|Form Factor (Interface)||Double-sided M.2 2280 (PCIe 3 x4 NVMe 1.3)||Double-sided M.2 2280 (PCIe 3 x4 NVMe 1.3)||Double-sided M.2 2280 (PCIe 3 x4 NVMe 1.3)|
|Sequential Read (max)||3,500 MB/s||3,500 MB/s||3,500 MB/s|
|Sequential Write (max)||2,250 MB/s||2,900 MB/s||2,900 MB/s|
|Random Read||390K IOPS||410K IOPS||410K IOPS|
|Random Write||370K IOPS||370K IOPS||380K IOPS|
|Power Consumption, Active (idle)||5.21 W (0.73 W)||6.93 W (0.73 W)||6.93 W (0.73 W)|
|Warranty||5 years||5 years||5 years|
|Write Endurance, TBW (DWPD)||320 TBW (0.34 DWPD)||650 TBW (0.36 DWPD)||1400 TBW (0.38 DWPD)|
HP EX950 Vs. EX 920
Maximum sequential read performance is identical across all three capacities, at 3,500 MB/s (up from 3,200 MB/s in the EX920). Write speeds are also improved, but the 512 GB EX950 is slightly slower than the 1 TB and 2 TB models at 2,250 MB/s (512 GB) vs. 2,900 MB/s (1TB/2TB). Comparable number for the predecessor are 1,600 MB/s (512 GB) and 1,800 MB/s (1 TB).
As for random performance, the EX920 also lags behind, at 340K/260K IOPS (read/write) for the 512 GB EX920, and 350K/250K IOPS (read/write) for the 1 TB capacity.
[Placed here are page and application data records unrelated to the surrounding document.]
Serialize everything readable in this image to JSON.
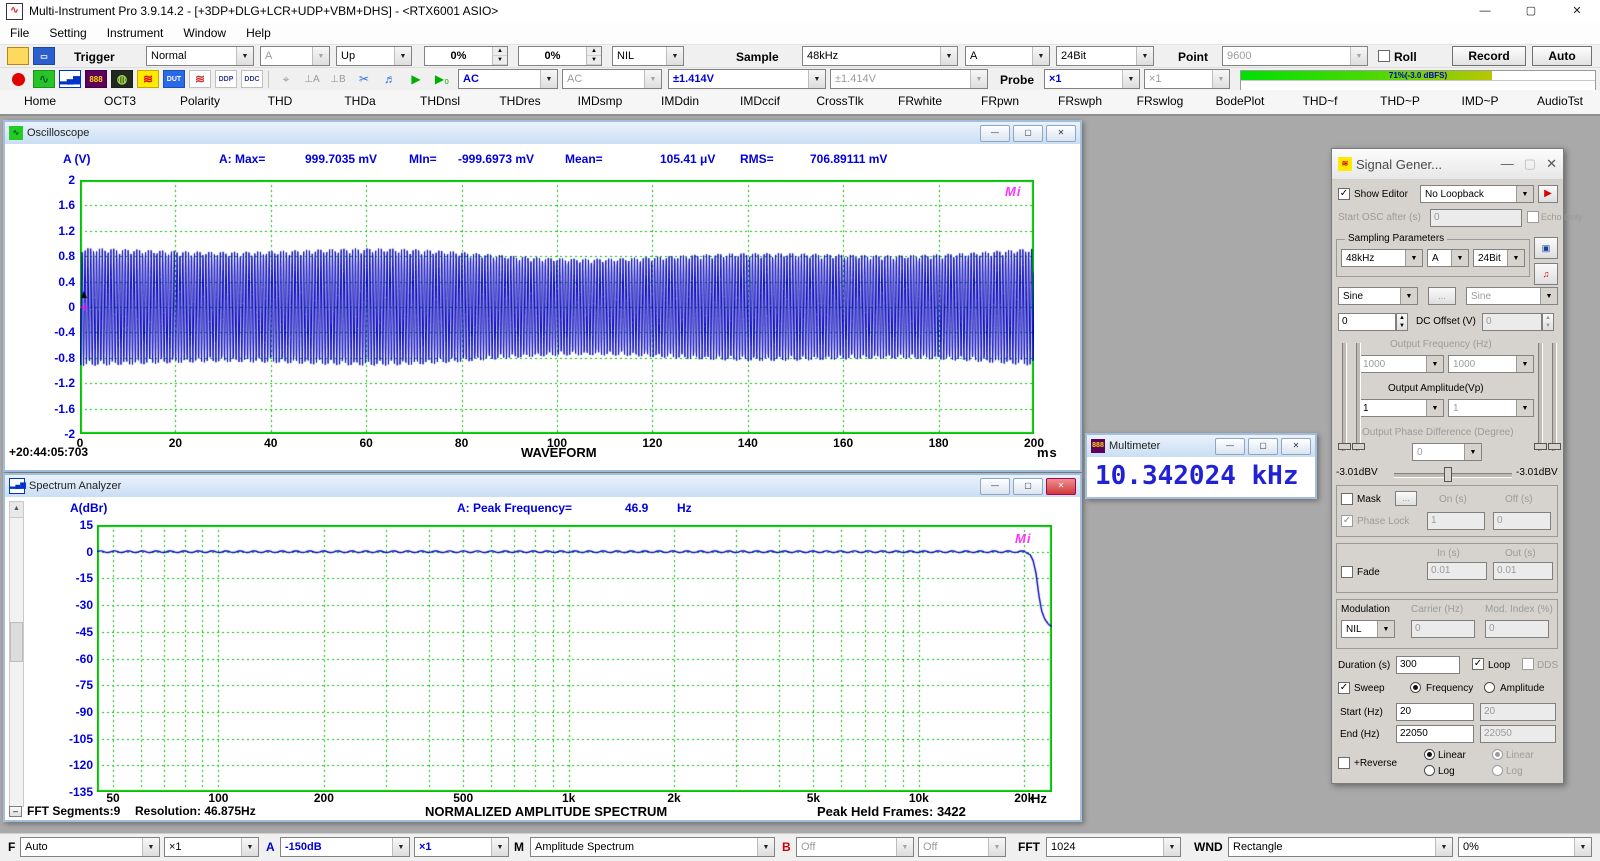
{
  "titlebar": {
    "title": "Multi-Instrument Pro 3.9.14.2  -  [+3DP+DLG+LCR+UDP+VBM+DHS]  -  <RTX6001 ASIO>"
  },
  "menu": {
    "items": [
      "File",
      "Setting",
      "Instrument",
      "Window",
      "Help"
    ]
  },
  "toolbar1": {
    "trigger_label": "Trigger",
    "trigger_mode": "Normal",
    "trigger_source": "A",
    "trigger_edge": "Up",
    "trigger_level": "0%",
    "trigger_delay": "0%",
    "trigger_hpf": "NIL",
    "sample_label": "Sample",
    "sample_rate": "48kHz",
    "sample_channel": "A",
    "sample_bits": "24Bit",
    "point_label": "Point",
    "point_value": "9600",
    "roll_label": "Roll",
    "record_label": "Record",
    "auto_label": "Auto"
  },
  "toolbar2": {
    "coupling_a": "AC",
    "coupling_b": "AC",
    "range_a": "±1.414V",
    "range_b": "±1.414V",
    "probe_label": "Probe",
    "probe_a": "×1",
    "probe_b": "×1",
    "level_meter": {
      "text": "71%(-3.0 dBFS)",
      "percent": 71
    }
  },
  "icons": {
    "multimeter": "888",
    "dut": "DUT",
    "ddp": "DDP",
    "ddc": "DDC",
    "ground_a": "⊥A",
    "ground_b": "⊥B"
  },
  "tabs": [
    "Home",
    "OCT3",
    "Polarity",
    "THD",
    "THDa",
    "THDnsl",
    "THDres",
    "IMDsmp",
    "IMDdin",
    "IMDccif",
    "CrossTlk",
    "FRwhite",
    "FRpwn",
    "FRswph",
    "FRswlog",
    "BodePlot",
    "THD~f",
    "THD~P",
    "IMD~P",
    "AudioTst"
  ],
  "osc": {
    "title": "Oscilloscope",
    "channel_label": "A (V)",
    "stats": {
      "max_label": "A: Max=",
      "max_value": "999.7035 mV",
      "min_label": "MIn=",
      "min_value": "-999.6973 mV",
      "mean_label": "Mean=",
      "mean_value": "105.41  μV",
      "rms_label": "RMS=",
      "rms_value": "706.89111 mV"
    },
    "x_title": "WAVEFORM",
    "x_unit": "ms",
    "timestamp": "+20:44:05:703",
    "logo": "Mi"
  },
  "spec": {
    "title": "Spectrum Analyzer",
    "channel_label": "A(dBr)",
    "peak_label": "A: Peak Frequency=",
    "peak_value": "46.9",
    "peak_unit": "Hz",
    "x_unit": "Hz",
    "footer_segments": "FFT Segments:9",
    "footer_resolution": "Resolution: 46.875Hz",
    "footer_title": "NORMALIZED AMPLITUDE SPECTRUM",
    "footer_peak_held": "Peak Held Frames: 3422",
    "logo": "Mi"
  },
  "multimeter": {
    "title": "Multimeter",
    "reading": "10.342024 kHz"
  },
  "siggen": {
    "title": "Signal Gener...",
    "show_editor": "Show Editor",
    "loopback": "No Loopback",
    "start_osc_label": "Start OSC after (s)",
    "start_osc_value": "0",
    "echo_only": "Echo Only",
    "sampling_group": "Sampling Parameters",
    "rate": "48kHz",
    "chan": "A",
    "bits": "24Bit",
    "wave_a": "Sine",
    "wave_b": "Sine",
    "more": "...",
    "dc_a": "0",
    "dc_label": "DC Offset (V)",
    "dc_b": "0",
    "freq_label": "Output Frequency (Hz)",
    "freq_a": "1000",
    "freq_b": "1000",
    "amp_label": "Output Amplitude(Vp)",
    "amp_a": "1",
    "amp_b": "1",
    "phase_label": "Output Phase Difference (Degree)",
    "phase_value": "0",
    "dbv_left": "-3.01dBV",
    "dbv_right": "-3.01dBV",
    "mask": "Mask",
    "on_s": "On (s)",
    "off_s": "Off (s)",
    "phase_lock": "Phase Lock",
    "mask_on": "1",
    "mask_off": "0",
    "fade": "Fade",
    "in_s": "In (s)",
    "out_s": "Out (s)",
    "fade_in": "0.01",
    "fade_out": "0.01",
    "modulation": "Modulation",
    "carrier_label": "Carrier (Hz)",
    "mod_index_label": "Mod. Index (%)",
    "mod_type": "NIL",
    "carrier_value": "0",
    "mod_index_value": "0",
    "duration_label": "Duration (s)",
    "duration": "300",
    "loop": "Loop",
    "dds": "DDS",
    "sweep": "Sweep",
    "frequency": "Frequency",
    "amplitude": "Amplitude",
    "start_label": "Start (Hz)",
    "start_a": "20",
    "start_b": "20",
    "end_label": "End (Hz)",
    "end_a": "22050",
    "end_b": "22050",
    "reverse": "+Reverse",
    "linear": "Linear",
    "log": "Log"
  },
  "statusbar": {
    "f_label": "F",
    "f_mode": "Auto",
    "f_probe": "×1",
    "a_label": "A",
    "a_range": "-150dB",
    "a_probe": "×1",
    "m_label": "M",
    "m_mode": "Amplitude Spectrum",
    "b_label": "B",
    "b_range": "Off",
    "b_probe": "Off",
    "fft_label": "FFT",
    "fft_size": "1024",
    "wnd_label": "WND",
    "wnd_type": "Rectangle",
    "overlap": "0%"
  },
  "chart_data": [
    {
      "type": "line",
      "title": "WAVEFORM",
      "xlabel": "ms",
      "x_range": [
        0,
        200
      ],
      "x_tick_step": 20,
      "ylabel": "A (V)",
      "y_range": [
        -2,
        2
      ],
      "y_tick_step": 0.4,
      "grid": "green-dashed",
      "series": [
        {
          "name": "A",
          "color": "#0000bb",
          "signal": "swept sine (display aliased)",
          "frequency_hz": 10342,
          "amplitude_vp": 1.0,
          "envelope_vp": [
            0.75,
            0.97
          ]
        }
      ],
      "stats": {
        "max_mV": 999.7035,
        "min_mV": -999.6973,
        "mean_uV": 105.41,
        "rms_mV": 706.89111
      }
    },
    {
      "type": "line",
      "title": "NORMALIZED AMPLITUDE SPECTRUM",
      "xlabel": "Hz",
      "x_scale": "log",
      "x_range": [
        45,
        24000
      ],
      "x_ticks": [
        50,
        100,
        200,
        500,
        1000,
        2000,
        5000,
        10000,
        20000
      ],
      "ylabel": "A(dBr)",
      "y_range": [
        -135,
        15
      ],
      "y_tick_step": 15,
      "peak_frequency_hz": 46.9,
      "series": [
        {
          "name": "A",
          "color": "#0000bb",
          "points": [
            [
              45,
              0
            ],
            [
              1000,
              0
            ],
            [
              5000,
              0
            ],
            [
              10000,
              0
            ],
            [
              15000,
              0
            ],
            [
              20000,
              0
            ],
            [
              20700,
              -1
            ],
            [
              21200,
              -5
            ],
            [
              21600,
              -12
            ],
            [
              22000,
              -24
            ],
            [
              22400,
              -33
            ],
            [
              22900,
              -38
            ],
            [
              23500,
              -41
            ],
            [
              24000,
              -42
            ]
          ]
        }
      ]
    }
  ]
}
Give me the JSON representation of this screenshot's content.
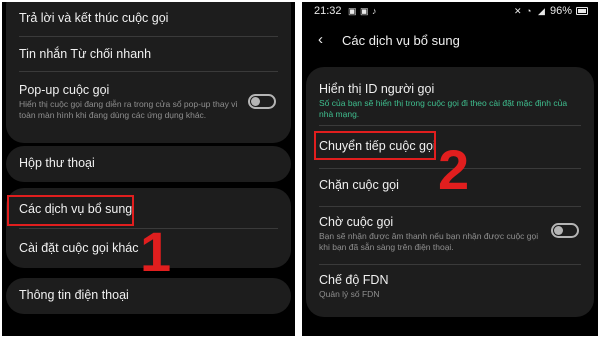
{
  "left": {
    "card1": {
      "answer_end": "Trả lời và kết thúc cuộc gọi",
      "quick_decline": "Tin nhắn Từ chối nhanh",
      "popup_title": "Pop-up cuộc gọi",
      "popup_desc": "Hiển thị cuộc gọi đang diễn ra trong cửa sổ pop-up thay vì toàn màn hình khi đang dùng các ứng dụng khác.",
      "popup_toggle_on": false
    },
    "voicemail": "Hộp thư thoại",
    "card3": {
      "supplementary": "Các dịch vụ bổ sung",
      "more_settings": "Cài đặt cuộc gọi khác"
    },
    "phone_info": "Thông tin điện thoại",
    "step_number": "1"
  },
  "right": {
    "status": {
      "time": "21:32",
      "battery": "96%",
      "battery_level": 0.96
    },
    "header": {
      "title": "Các dịch vụ bổ sung"
    },
    "items": {
      "caller_id_title": "Hiển thị ID người gọi",
      "caller_id_desc": "Số của bạn sẽ hiển thị trong cuộc gọi đi theo cài đặt mặc định của nhà mạng.",
      "forwarding": "Chuyển tiếp cuộc gọi",
      "barring": "Chặn cuộc gọi",
      "waiting_title": "Chờ cuộc gọi",
      "waiting_desc": "Bạn sẽ nhận được âm thanh nếu bạn nhận được cuộc gọi khi bạn đã sẵn sàng trên điện thoại.",
      "waiting_toggle_on": false,
      "fdn_title": "Chế độ FDN",
      "fdn_desc": "Quản lý số FDN"
    },
    "step_number": "2"
  },
  "colors": {
    "highlight": "#e11e1e",
    "card": "#1d1d1d",
    "accent_green": "#3fbf8f"
  }
}
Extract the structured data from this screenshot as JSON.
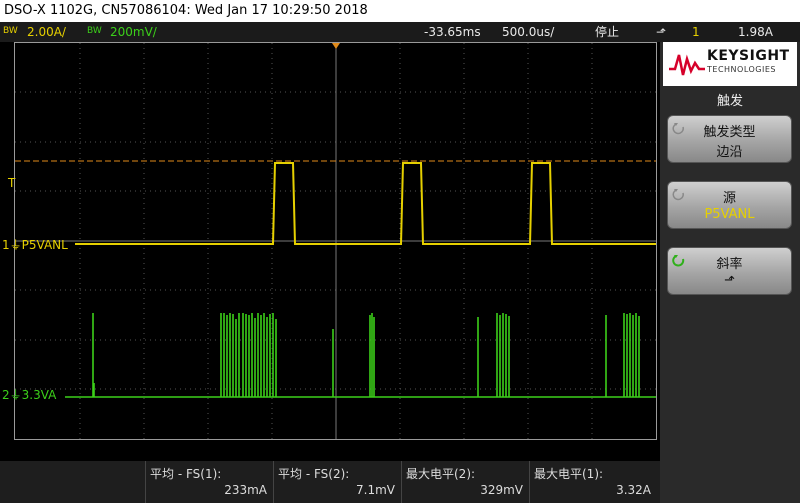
{
  "title": "DSO-X 1102G, CN57086104: Wed Jan 17 10:29:50 2018",
  "status": {
    "ch1_bw": "BW",
    "ch1_scale": "2.00A/",
    "ch2_bw": "BW",
    "ch2_scale": "200mV/",
    "h_offset": "-33.65ms",
    "timebase": "500.0us/",
    "run_state": "停止",
    "trig_source": "1",
    "trig_level": "1.98A"
  },
  "channels": {
    "ch1_num": "1",
    "ch1_label": "P5VANL",
    "ch2_num": "2",
    "ch2_label": "3.3VA",
    "trigger_marker": "T"
  },
  "panel": {
    "brand": "KEYSIGHT",
    "brand_sub": "TECHNOLOGIES",
    "menu_title": "触发",
    "softkeys": [
      {
        "label": "触发类型",
        "value": "边沿"
      },
      {
        "label": "源",
        "value": "P5VANL"
      },
      {
        "label": "斜率",
        "value": "⬏"
      }
    ]
  },
  "measurements": [
    {
      "label": "平均 - FS(1):",
      "value": "233mA"
    },
    {
      "label": "平均 - FS(2):",
      "value": "7.1mV"
    },
    {
      "label": "最大电平(2):",
      "value": "329mV"
    },
    {
      "label": "最大电平(1):",
      "value": "3.32A"
    }
  ],
  "colors": {
    "ch1": "#e6d000",
    "ch2": "#3ccf1a",
    "trigger_line": "#e08a1a"
  }
}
Unlike the EX950, there is no comparable 2 TB variant of the EX920.
Power Consumption (Laptop Suitability)
In another, less favorable comparison with the HP EX920, the active power draw is a bit higher in the larger two capacities of the EX950. There is also no 256 GB model available, which was the least power-hungry alternative in the EX920 lineup.
Idle power consumption, on the other hand, is identical in all capacities at 0.73 W.
Warranty and Endurance Rating
HP offers a 5-year warranty for the EX950 series and the endurance ratings in TBW (terabytes written) are identical to the predecessor.
- 320 TBW for 512 GB model
- 650 TBW for 1 TB model
- 1,400 TBW for 2 TB model
In our application tests, the 1TB EX950 outperformed every other consumer NVMe SSD on the market, including the SX8200 Pro. This is, by a little bit, the fastest non-Optane class SSD we’ve tested.
- Very high performance
- A clear improvement over the EX920
- Endurance ratings somewhat lower than high-end competitors
Specification: HP EX950 NVMe M.2 SSD